Adding voters changes the frequency or proportion of who votes for you by adding a person and increasing the population. Changing a voter’s preference both adds a voter for you but also takes a vote away from the other party (but does not increase the population).
Ok, I think I understand. From an evolution perspective, this allows us to look at a change in a trait from one generation to the next, say an increase in size, and being able to say how much is from natural selection (those with genes for being larger survive better than those that don’t) and how much is from environmental, and other, factors (a cooler year may produce larger individuals).
The Price Equation can, ultimately, be used anywhere where there is a bunch of traits in a population that can be expressed as a function of frequencies and measurements.
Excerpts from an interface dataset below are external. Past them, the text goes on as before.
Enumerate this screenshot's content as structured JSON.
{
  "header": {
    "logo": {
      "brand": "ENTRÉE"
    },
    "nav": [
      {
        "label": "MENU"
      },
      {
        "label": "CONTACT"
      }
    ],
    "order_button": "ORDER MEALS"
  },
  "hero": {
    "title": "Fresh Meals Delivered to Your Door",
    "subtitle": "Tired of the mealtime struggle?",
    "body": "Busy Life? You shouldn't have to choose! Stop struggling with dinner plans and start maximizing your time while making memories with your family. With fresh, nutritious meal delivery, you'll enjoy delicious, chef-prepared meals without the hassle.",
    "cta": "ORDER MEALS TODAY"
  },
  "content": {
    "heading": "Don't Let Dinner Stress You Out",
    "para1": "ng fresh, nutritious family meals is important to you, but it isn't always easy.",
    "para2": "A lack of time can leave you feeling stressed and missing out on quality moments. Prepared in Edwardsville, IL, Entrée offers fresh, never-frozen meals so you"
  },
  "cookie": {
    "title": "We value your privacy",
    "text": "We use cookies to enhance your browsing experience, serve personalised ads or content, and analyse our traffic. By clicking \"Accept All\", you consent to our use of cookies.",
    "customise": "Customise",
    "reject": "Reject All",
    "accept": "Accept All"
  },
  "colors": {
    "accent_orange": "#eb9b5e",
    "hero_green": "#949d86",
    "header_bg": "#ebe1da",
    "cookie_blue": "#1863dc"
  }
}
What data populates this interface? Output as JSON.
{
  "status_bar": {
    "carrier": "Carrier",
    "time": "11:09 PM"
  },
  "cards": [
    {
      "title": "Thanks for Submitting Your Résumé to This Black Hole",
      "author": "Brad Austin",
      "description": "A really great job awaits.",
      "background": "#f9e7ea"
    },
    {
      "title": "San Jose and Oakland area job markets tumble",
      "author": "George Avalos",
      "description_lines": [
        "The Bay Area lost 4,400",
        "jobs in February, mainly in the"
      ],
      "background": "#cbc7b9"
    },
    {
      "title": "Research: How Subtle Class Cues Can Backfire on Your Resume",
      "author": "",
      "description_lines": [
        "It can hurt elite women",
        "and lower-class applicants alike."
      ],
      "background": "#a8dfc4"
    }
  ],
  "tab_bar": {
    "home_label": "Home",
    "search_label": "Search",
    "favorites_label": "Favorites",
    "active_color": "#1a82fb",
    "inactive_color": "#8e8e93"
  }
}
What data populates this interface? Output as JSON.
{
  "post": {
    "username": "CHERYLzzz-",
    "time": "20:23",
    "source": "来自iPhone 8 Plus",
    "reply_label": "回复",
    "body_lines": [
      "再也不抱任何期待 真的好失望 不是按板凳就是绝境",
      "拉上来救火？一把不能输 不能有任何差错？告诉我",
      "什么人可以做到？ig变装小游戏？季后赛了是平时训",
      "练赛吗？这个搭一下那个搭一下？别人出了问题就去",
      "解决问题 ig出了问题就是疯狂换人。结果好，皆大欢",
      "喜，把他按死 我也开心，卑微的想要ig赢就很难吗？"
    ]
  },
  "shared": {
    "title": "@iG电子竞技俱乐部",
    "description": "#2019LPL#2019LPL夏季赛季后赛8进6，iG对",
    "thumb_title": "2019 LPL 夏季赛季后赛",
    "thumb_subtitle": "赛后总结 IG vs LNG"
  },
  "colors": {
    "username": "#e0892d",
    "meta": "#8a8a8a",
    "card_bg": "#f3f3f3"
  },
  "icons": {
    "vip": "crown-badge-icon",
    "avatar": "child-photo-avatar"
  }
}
This has allowed it to be used in physics, economics, as well as population genetics.
Don’t ask me to explain the mathematics behind this….
Luckily, there is a big brain in the same building as me who really does understand the Price Equation. Will Godsoe loves the Price Equation. There is a standard joke about how long we will have in a conservation with Will before the Price Equation is mentioned (complete with a diversion to a whiteboard).
Talking to Will does not make me feel smart!
Will has published a couple of papers on making the use of the Price Equation. Will has published on applying the equation to biodiversity change. His most recent paper is on producing a generalised Price Equation that can be used in many more situations than it has been so far.
Obviously, there is a whole lot more to this but we are now reaching the outer reaches of my knowledge. It’s certainly nice knowing that something like the Price Equation exists and can start to unlock the secrets of evolution, the universe and everything.
But I might let others do the heavy lifting in this one.